* EXERCISE OBJECTIVE
Search the data for "this". Return each matching line.

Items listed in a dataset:
----

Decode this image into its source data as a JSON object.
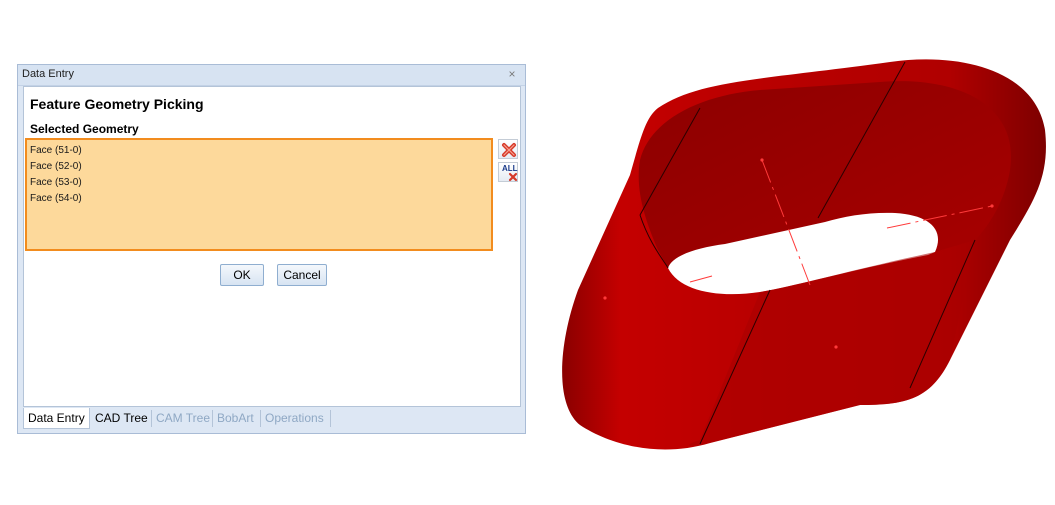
{
  "dialog": {
    "title": "Data Entry",
    "close_glyph": "×",
    "heading": "Feature Geometry Picking",
    "subheading": "Selected Geometry",
    "items": [
      "Face (51-0)",
      "Face (52-0)",
      "Face (53-0)",
      "Face (54-0)"
    ],
    "remove_icon": "red-x-icon",
    "remove_all_label": "ALL",
    "ok_label": "OK",
    "cancel_label": "Cancel"
  },
  "tabs": [
    {
      "label": "Data Entry",
      "state": "active"
    },
    {
      "label": "CAD Tree",
      "state": "normal"
    },
    {
      "label": "CAM Tree",
      "state": "disabled"
    },
    {
      "label": "BobArt",
      "state": "disabled"
    },
    {
      "label": "Operations",
      "state": "disabled"
    }
  ],
  "colors": {
    "accent_orange": "#f28c1e",
    "list_fill": "#fdd99b",
    "shape_red": "#c80000",
    "disabled_tab_text": "#8fa8c4"
  },
  "viewport": {
    "object": "extruded-stadium-ring",
    "color": "#c80000"
  }
}
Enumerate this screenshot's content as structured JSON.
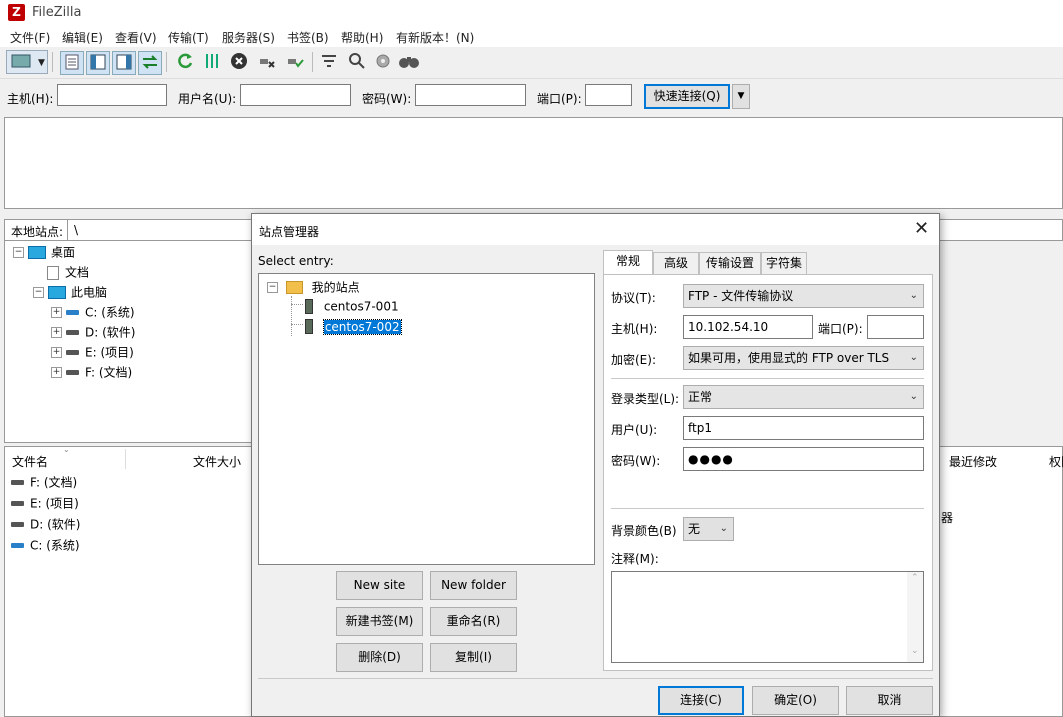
{
  "app": {
    "title": "FileZilla",
    "logo_text": "Z"
  },
  "menu": [
    "文件(F)",
    "编辑(E)",
    "查看(V)",
    "传输(T)",
    "服务器(S)",
    "书签(B)",
    "帮助(H)",
    "有新版本！(N)"
  ],
  "quickconnect": {
    "host_label": "主机(H):",
    "user_label": "用户名(U):",
    "pass_label": "密码(W):",
    "port_label": "端口(P):",
    "button_label": "快速连接(Q)"
  },
  "local": {
    "site_label": "本地站点:",
    "path": "\\",
    "tree": [
      {
        "label": "桌面",
        "level": 0,
        "expander": "−",
        "icon": "desktop-icon"
      },
      {
        "label": "文档",
        "level": 1,
        "expander": "",
        "icon": "document-icon"
      },
      {
        "label": "此电脑",
        "level": 1,
        "expander": "−",
        "icon": "computer-icon"
      },
      {
        "label": "C: (系统)",
        "level": 2,
        "expander": "+",
        "icon": "drive-icon"
      },
      {
        "label": "D: (软件)",
        "level": 2,
        "expander": "+",
        "icon": "drive-icon"
      },
      {
        "label": "E: (项目)",
        "level": 2,
        "expander": "+",
        "icon": "drive-icon"
      },
      {
        "label": "F: (文档)",
        "level": 2,
        "expander": "+",
        "icon": "drive-icon"
      }
    ],
    "columns": {
      "name": "文件名",
      "size": "文件大小"
    },
    "files": [
      "F: (文档)",
      "E: (项目)",
      "D: (软件)",
      "C: (系统)"
    ]
  },
  "remote": {
    "col_modified": "最近修改",
    "col_perm": "权限",
    "partial_text": "器"
  },
  "site_manager": {
    "title": "站点管理器",
    "select_entry_label": "Select entry:",
    "root_folder": "我的站点",
    "sites": [
      "centos7-001",
      "centos7-002"
    ],
    "selected_site": "centos7-002",
    "buttons": {
      "new_site": "New site",
      "new_folder": "New folder",
      "new_bookmark": "新建书签(M)",
      "rename": "重命名(R)",
      "delete": "删除(D)",
      "duplicate": "复制(I)",
      "connect": "连接(C)",
      "ok": "确定(O)",
      "cancel": "取消"
    },
    "tabs": [
      "常规",
      "高级",
      "传输设置",
      "字符集"
    ],
    "active_tab": "常规",
    "general": {
      "protocol_label": "协议(T):",
      "protocol_value": "FTP - 文件传输协议",
      "host_label": "主机(H):",
      "host_value": "10.102.54.10",
      "port_label": "端口(P):",
      "port_value": "",
      "encryption_label": "加密(E):",
      "encryption_value": "如果可用，使用显式的 FTP over TLS",
      "logon_type_label": "登录类型(L):",
      "logon_type_value": "正常",
      "user_label": "用户(U):",
      "user_value": "ftp1",
      "password_label": "密码(W):",
      "password_value": "●●●●",
      "bg_color_label": "背景颜色(B)",
      "bg_color_value": "无",
      "comments_label": "注释(M):"
    }
  }
}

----

* ANSWER AREA
Decode this image into its source data as a JSON object.
Enumerate this screenshot's content as structured JSON.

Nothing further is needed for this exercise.